Pity the young women seeking a spouse. She keeps on being introduced to men whom, she is told, are wise, amiable, principled, articulate and trustworthy. At first her interest is piqued, but before long she discovers that one or more of the above traits are a façade; in fact, the men have legs of sand.
Such, sadly, is the fate of the conservative voter in America. The latest, ‘doesn’t live up to expectations’ date, is Jeb Bush. I certainly haven’t looked deeply into Mr. Bush’s record, but I was open-minded when his name surfaced as a possible presidential contender for 2016.
After his recent comments on immigration, he will have to work hard to get me to take his call. While I might disagree with his thoughts on the topic, that isn’t what leads me to spurn him. This is the sentence that infuriated me.
“I think we need to kind of get beyond the harsh political rhetoric to a better place.”
Like the suitor who tries to win his date’s favor by maligning anyone else she has dated, it suggests poor character and lack of discernment. Rather than building himself up, in my eyes at least, Jeb showed himself to be either self-serving and petty or clueless.

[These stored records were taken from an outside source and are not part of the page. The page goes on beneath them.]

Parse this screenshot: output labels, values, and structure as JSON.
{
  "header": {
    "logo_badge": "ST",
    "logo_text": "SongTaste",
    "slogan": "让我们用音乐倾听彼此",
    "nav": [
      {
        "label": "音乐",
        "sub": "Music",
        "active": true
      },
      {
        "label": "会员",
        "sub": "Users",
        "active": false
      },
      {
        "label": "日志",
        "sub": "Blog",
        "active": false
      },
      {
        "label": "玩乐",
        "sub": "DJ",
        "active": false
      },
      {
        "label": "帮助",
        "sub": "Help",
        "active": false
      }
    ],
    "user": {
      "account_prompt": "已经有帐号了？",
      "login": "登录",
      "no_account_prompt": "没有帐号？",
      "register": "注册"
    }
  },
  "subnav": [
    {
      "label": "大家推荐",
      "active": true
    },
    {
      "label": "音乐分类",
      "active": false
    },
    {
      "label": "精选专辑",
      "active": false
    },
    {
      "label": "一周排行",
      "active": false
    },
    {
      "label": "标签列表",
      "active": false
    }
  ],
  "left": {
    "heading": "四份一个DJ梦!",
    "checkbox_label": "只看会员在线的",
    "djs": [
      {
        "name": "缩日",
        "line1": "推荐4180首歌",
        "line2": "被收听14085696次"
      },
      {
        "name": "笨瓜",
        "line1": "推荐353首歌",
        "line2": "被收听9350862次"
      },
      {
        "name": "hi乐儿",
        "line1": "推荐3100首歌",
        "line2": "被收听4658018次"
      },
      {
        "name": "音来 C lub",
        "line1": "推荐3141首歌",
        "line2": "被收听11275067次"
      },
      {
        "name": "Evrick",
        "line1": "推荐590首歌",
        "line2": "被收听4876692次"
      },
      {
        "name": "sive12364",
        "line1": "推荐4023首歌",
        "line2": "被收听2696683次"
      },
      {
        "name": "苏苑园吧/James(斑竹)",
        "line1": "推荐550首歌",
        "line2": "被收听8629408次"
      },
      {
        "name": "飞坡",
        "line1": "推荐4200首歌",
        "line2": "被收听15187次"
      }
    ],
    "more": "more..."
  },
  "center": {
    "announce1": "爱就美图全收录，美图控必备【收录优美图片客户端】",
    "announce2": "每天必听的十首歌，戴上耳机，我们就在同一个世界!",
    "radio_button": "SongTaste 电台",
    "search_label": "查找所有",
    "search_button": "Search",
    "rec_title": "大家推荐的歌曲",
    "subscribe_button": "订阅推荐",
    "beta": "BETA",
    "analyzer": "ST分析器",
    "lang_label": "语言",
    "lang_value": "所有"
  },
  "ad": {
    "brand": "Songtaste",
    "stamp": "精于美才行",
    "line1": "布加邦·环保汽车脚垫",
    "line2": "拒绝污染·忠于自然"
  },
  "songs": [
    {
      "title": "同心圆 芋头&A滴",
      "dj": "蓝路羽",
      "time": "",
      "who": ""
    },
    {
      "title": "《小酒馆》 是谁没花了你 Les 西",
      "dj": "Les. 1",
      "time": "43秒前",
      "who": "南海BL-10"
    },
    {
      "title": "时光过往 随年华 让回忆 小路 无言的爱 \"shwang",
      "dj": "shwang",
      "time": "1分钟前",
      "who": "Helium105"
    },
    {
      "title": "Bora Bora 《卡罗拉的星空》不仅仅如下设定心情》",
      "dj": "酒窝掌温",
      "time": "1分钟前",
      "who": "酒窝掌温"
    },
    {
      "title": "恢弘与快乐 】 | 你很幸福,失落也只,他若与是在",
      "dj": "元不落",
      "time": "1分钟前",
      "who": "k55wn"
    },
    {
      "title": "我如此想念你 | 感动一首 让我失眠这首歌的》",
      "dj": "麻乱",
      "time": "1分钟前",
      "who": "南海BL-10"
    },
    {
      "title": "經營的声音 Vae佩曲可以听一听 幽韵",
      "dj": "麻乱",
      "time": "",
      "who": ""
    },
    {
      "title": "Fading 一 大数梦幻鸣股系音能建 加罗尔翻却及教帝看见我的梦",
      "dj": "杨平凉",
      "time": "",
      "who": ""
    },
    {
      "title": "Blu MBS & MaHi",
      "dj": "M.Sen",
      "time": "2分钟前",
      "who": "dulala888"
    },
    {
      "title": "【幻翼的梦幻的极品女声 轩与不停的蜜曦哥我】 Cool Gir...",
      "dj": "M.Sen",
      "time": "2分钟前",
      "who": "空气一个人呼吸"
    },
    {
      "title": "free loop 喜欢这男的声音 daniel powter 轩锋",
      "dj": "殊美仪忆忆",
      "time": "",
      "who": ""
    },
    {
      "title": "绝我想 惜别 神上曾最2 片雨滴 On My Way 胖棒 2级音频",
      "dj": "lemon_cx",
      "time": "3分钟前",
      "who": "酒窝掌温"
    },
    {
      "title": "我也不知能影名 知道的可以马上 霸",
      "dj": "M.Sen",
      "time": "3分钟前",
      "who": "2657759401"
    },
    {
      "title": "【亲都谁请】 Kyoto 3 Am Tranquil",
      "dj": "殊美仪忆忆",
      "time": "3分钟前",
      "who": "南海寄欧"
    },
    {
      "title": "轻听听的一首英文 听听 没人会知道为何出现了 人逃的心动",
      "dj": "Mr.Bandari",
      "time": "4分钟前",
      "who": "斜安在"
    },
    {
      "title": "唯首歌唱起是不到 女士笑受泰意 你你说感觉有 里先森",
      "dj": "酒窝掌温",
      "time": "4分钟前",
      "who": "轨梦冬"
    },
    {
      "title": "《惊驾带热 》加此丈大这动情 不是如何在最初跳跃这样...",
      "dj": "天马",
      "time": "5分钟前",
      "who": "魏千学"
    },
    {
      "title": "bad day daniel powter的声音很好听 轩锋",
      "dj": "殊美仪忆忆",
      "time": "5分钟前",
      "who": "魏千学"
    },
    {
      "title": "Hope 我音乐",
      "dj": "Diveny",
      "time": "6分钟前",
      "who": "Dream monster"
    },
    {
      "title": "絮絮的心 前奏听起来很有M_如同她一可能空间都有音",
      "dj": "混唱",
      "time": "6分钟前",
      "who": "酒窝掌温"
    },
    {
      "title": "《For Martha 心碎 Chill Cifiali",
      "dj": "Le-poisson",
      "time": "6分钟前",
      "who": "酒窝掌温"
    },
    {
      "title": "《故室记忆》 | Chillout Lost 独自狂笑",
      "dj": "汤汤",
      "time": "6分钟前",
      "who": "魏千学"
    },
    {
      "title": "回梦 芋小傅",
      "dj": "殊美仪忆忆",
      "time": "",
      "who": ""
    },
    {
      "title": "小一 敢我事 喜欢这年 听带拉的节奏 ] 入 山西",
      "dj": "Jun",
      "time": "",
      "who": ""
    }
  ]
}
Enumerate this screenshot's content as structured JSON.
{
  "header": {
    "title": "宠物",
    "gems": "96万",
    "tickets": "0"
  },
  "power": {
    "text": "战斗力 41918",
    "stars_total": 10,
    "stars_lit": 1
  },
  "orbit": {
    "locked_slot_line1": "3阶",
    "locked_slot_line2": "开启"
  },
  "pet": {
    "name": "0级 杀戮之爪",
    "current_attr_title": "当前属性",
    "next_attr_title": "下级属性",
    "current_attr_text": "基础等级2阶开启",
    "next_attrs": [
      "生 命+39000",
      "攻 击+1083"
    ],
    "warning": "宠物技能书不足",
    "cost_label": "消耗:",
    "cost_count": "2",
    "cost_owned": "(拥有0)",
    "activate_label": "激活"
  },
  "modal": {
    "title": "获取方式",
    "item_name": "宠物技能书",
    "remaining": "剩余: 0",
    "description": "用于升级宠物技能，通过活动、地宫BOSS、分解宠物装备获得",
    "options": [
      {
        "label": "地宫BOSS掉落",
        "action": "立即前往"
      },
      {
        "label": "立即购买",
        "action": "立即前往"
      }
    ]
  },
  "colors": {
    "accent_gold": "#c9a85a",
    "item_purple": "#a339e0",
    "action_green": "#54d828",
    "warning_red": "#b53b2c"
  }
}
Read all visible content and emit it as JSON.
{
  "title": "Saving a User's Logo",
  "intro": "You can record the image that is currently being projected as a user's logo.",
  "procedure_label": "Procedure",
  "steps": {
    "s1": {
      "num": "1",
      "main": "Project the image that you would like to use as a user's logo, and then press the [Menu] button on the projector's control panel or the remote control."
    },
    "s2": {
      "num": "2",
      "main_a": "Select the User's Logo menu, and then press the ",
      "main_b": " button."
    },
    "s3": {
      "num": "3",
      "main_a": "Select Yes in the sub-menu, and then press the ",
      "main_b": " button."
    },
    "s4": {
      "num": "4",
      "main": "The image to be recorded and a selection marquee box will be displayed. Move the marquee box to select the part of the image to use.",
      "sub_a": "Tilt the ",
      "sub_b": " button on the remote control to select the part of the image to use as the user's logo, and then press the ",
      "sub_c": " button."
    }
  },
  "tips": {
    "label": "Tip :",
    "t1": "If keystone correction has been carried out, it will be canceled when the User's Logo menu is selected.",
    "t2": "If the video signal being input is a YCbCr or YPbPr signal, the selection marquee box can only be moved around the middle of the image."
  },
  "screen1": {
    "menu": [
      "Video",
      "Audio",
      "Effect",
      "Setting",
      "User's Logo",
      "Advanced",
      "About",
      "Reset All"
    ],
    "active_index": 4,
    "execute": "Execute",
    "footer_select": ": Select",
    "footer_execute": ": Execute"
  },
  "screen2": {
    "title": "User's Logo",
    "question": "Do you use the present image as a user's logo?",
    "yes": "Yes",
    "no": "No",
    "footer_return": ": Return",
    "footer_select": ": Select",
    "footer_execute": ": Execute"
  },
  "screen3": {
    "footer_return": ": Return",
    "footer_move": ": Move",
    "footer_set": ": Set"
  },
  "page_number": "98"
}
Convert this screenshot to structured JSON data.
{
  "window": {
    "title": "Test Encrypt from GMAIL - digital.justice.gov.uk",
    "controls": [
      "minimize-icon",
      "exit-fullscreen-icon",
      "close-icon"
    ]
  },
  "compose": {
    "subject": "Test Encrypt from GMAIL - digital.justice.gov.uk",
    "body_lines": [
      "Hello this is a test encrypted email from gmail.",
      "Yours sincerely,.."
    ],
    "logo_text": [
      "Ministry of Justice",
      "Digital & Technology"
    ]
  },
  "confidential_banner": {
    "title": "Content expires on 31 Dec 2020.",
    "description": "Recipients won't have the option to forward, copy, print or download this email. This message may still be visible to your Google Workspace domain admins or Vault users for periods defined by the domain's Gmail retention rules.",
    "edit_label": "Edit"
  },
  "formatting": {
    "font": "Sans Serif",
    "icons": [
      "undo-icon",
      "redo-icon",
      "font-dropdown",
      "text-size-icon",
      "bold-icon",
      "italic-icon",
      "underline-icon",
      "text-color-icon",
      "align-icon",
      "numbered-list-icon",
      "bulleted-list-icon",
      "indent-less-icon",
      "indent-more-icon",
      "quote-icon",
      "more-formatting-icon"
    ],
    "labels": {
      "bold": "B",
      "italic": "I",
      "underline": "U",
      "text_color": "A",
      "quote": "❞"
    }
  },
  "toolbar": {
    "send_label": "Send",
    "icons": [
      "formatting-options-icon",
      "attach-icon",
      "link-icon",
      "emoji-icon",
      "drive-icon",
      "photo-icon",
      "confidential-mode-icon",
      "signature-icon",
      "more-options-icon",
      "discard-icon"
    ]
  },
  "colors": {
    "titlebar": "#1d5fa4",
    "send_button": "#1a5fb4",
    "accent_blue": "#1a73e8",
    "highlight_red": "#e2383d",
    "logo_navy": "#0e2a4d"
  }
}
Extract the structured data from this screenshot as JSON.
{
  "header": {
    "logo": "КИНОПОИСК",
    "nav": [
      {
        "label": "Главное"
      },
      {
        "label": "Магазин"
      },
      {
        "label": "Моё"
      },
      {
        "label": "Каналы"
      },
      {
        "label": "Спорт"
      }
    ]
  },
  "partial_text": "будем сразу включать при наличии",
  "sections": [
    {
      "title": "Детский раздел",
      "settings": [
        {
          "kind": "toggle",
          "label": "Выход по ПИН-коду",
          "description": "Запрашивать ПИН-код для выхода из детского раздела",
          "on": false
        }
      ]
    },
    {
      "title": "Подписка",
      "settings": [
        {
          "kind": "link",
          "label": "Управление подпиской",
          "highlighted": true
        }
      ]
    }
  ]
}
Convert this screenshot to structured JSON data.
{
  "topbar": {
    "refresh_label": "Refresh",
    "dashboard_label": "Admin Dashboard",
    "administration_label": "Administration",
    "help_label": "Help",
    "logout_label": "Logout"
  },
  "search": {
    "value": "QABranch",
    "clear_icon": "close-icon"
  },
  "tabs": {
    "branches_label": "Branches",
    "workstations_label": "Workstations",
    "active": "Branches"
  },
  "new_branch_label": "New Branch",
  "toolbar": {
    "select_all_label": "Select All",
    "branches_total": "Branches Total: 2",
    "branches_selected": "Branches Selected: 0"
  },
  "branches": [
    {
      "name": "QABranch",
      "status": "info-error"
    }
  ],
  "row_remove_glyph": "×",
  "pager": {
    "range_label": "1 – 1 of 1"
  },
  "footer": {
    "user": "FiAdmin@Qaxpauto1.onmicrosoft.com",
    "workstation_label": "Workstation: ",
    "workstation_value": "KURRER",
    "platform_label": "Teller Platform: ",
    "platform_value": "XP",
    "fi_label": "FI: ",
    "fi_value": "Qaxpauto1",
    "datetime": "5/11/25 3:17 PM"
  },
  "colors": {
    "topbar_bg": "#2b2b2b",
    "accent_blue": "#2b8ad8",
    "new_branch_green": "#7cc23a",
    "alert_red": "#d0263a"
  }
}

Here’s my beef. The “harsh, political rhetoric” I hear, is an invention of the Democratic Party and liberal propagandists. They ceaselessly promote the idea that Republicans and conservatives hate women/poor people/ African-Americans/ immigrants/ workers—whichever group is needed to win elections is identified as the object of conservative loathing.
With his speech, Jeb Bush played right into their hands. The conservatives I know who are concerned about a massive change to immigration policy are thoughtful, generous and respectful people. Many of them volunteer in Central and South America, in Africa and India on their hard-earned vacation weeks, working in orphanages and at other needy places. They are perfectly willing to engage in a debate on many topics, yet find themselves parodied and the butts of ad hominem attacks.
In this case, Jeb Bush seemed intent on saying, “I’m not like those horrible conservatives. I’m a loving guy.” This Bush has bought into the big lie, and in doing so, insults me. This is not a great strategy for getting a second date. The Republican Party in general seems intent on pursuing this losing approach.
I agree that conservatives need to win a broader bloc of voters. I think we should win them by finding articulate and clever ways to share with them the following truth. Conservative principles make life better, healthier, happier and wealthier for the overwhelming majority of people. Liberal ideas sound good and tend to fail miserably in the real world.
Instead, Mr. Bush (and others in the Republican Party) seems intent on showing how distant he is from me (and others like me who no longer have faith in the Republican Party) and how he too can pander to constituencies. Too many Republican spokesmen seem to dislike the Tea Party more than they dislike what liberalism has done to this country.
Many of the quality women I know would rather sit home alone than subject themselves to disappointing dates. While they want to find a man they can trust and respect, sadly, the lines of unworthy suitors keeps getting longer. By the grace of God, I met and married a wonderful man. My search for a political match is, so far, less successful.